Six men forcibly entered the magazine’s offices at Raheja Chambers in the Nariman Point area of the city at around 3 p.m. and demanded to see the editor. When told he was not available, they proceeded to ransack the premises, smashing windows, computer equipment, and office furniture. No one was injured in the attack.

The Editors Guild has called it a direct attack on the freedom of the press especially in a democratic set-up where political parties are duty-bound to eschew violence, and Outlook editor-in-chief Vinod Mehta has called it a crude attempt to muzzle journalists. This is a blatant attack on the freedom of the press. The Shiv Sena activists attacked our editorial office in Mumbai and made no attempt to disguise their identity, he said when asked for his response to the outrage in Mumbai, adding that he spoke to Maharashtra Chief Minister Vilas Rao Deshmukh immediately after the attack. He was quite disturbed after hearing of this attack. We have to consider and introspect that this kind of attack on the press is happening when India is celebrating its 60 years of independence. It is a crude attack on the freedom of the press.

How we dont celebrate freedom

Police in Mumbai have twice “arbitrarily” stopping the screening (via) of a documentary on Kashmir by award-winning film maker Sanjay Kak.

The police stopped the screening of Kak’s documentary Jashne-e-Azadi (How we celebrate freedom) last week and again on Monday on grounds that the documentary — portraying what Kashmir’s struggle for azadi really implied — as out-and-out inflammatory and radical in drift and content. However, the Campaign Against Censorship — a Delhi-based forum (with local chapters in cities, including Mumbai) fighting for free enterprise and artistic freedom of expression of documentary film makers — has already “taken up” Kak’s case, as one which smacks of “local thana censorship” above anything else.

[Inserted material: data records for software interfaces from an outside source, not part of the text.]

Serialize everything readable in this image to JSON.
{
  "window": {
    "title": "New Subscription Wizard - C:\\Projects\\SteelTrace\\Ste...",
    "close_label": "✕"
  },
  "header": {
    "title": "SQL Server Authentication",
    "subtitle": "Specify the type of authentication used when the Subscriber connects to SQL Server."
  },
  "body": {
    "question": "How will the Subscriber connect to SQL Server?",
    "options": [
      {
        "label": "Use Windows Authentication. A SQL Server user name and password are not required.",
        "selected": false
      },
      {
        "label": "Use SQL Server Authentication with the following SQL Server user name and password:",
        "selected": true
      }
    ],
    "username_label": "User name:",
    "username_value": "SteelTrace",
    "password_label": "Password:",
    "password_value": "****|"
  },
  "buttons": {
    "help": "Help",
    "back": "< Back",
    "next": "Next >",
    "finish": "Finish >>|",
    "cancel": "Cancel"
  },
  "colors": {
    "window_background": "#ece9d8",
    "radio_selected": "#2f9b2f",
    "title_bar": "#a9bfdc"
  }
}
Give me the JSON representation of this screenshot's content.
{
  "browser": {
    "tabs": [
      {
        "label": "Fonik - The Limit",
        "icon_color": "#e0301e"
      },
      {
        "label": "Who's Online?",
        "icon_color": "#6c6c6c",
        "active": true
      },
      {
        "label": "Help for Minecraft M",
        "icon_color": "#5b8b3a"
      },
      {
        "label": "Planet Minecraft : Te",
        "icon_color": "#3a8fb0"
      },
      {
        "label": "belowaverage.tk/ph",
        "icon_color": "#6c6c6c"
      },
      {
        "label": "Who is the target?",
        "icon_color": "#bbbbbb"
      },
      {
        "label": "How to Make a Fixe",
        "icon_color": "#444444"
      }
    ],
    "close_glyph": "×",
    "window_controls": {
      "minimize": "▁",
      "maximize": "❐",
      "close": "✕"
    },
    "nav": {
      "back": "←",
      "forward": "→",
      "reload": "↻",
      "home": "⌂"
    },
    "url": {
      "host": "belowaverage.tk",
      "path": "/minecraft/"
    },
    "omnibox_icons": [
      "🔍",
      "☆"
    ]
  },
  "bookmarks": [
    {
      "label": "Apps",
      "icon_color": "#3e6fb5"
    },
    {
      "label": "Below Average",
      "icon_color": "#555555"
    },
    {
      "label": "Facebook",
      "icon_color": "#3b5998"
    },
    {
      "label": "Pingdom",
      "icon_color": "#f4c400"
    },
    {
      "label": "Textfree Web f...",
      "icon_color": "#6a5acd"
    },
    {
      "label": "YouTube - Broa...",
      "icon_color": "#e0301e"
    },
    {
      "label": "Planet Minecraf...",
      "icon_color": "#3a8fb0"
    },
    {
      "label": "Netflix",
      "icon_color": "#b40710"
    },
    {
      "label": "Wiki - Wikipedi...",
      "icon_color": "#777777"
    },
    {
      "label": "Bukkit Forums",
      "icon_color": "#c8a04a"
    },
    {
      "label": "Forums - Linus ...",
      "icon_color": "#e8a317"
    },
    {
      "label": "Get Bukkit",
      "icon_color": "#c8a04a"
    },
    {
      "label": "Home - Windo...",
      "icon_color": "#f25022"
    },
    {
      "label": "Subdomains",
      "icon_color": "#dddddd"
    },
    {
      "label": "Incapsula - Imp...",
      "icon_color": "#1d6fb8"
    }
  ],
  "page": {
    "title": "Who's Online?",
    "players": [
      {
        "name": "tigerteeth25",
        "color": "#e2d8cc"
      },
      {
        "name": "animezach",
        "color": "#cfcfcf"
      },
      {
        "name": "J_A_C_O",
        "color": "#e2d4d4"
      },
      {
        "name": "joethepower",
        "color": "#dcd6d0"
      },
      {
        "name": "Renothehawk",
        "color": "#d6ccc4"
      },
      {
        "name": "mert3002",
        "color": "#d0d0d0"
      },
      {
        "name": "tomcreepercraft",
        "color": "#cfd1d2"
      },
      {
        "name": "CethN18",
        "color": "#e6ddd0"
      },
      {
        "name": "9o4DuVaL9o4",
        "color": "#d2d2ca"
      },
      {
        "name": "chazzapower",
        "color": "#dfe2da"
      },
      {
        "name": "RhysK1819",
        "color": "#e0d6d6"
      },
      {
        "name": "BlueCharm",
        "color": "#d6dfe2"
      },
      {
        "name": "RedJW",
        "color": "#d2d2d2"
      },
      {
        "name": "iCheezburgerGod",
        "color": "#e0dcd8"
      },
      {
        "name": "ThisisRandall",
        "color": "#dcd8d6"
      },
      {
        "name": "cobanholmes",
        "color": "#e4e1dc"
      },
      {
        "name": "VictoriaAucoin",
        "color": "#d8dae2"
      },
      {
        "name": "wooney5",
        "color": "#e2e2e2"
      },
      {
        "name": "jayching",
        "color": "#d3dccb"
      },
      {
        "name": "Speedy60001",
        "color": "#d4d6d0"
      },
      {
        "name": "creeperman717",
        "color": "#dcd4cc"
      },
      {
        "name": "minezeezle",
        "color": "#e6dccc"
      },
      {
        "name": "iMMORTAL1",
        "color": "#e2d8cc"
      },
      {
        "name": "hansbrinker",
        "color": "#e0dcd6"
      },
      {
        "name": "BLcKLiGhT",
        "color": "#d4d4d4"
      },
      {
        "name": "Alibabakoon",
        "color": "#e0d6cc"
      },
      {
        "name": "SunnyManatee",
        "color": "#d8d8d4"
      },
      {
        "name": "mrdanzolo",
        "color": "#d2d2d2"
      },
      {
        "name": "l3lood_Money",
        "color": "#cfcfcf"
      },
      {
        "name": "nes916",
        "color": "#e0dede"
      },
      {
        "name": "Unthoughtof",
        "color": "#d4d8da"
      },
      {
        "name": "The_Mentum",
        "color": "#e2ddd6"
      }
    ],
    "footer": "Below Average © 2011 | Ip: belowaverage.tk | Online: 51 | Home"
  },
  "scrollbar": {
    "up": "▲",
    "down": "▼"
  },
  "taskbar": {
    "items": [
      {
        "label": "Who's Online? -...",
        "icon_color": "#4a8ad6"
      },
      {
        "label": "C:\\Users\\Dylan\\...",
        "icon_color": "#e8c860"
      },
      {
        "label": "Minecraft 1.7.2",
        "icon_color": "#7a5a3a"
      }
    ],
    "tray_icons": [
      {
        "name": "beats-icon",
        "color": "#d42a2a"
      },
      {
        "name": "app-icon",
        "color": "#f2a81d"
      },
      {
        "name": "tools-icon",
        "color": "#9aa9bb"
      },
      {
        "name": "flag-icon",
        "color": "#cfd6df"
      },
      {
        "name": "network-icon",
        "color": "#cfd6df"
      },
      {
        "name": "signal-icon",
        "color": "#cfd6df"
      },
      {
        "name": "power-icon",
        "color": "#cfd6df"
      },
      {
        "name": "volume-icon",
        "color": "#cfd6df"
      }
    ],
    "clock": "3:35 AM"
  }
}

A large section of writers, painters, film makers and other intellectuals too have come together — mostly in Mumbai and Delhi — to protest against police highhandedness. Murmurs of protest, condemning the police action, were heard across some Mumbai colleges.

The two police stations instrumental in stopping the screening have refused to explain if their officers had the proper mandate from their superiors to interfere in the way they did on the two occasions.

Fictional defamation

A member of the Indian Congress party has filed a petition in the Madras High Court seeking a ban on the screening of the Tamil film Sivaji for defaming Prime Minister Manmohan Singh and UPA chairperson Sonia Gandhi.

In his petition, Satyamoorthy said a particular scene in the film had portrayed Gandhi and the Prime Minister in bad light. In the scene, when Rajnikanth, playing a US returned software engineer, approaches the villain Adikesavan for help in starting a free university, the latter is seen seated at a table which has a photograph of him standing between Sonia Gandhi and Dr Manmohan Singh. He is also portrayed as a Congressmen through his costumes in the film, he added.

According to the Congressman the photograph, shown four times in the film, gave the impression that the villain belonged to the Congress and that its leaders supported his activities of exploiting the public.

Actor Rajnikanth, producer Saravanan and director Shankar have a common intention to attack the Congress party, which has produced great leaders like Jawaharalal Nehru, Indira Gandhi and Rajiv Gandhi, he charged.

Contending that there was an attempt to lower the image of the Congress through the film, Sathyamoorthy said people could lose faith in the Congress and the government by such a portrayal.

Someone needs to explain the difference between reality and fiction to Satyamoorthy, who is doing far more to lower the image of the Congress and cause people to lose faith in both the party and the government than any film.

The allegation of malafide against our party is clearly a misuse of the right to freedom of expression and other rights guaranteed in the Constitution, he added.

No it isnt.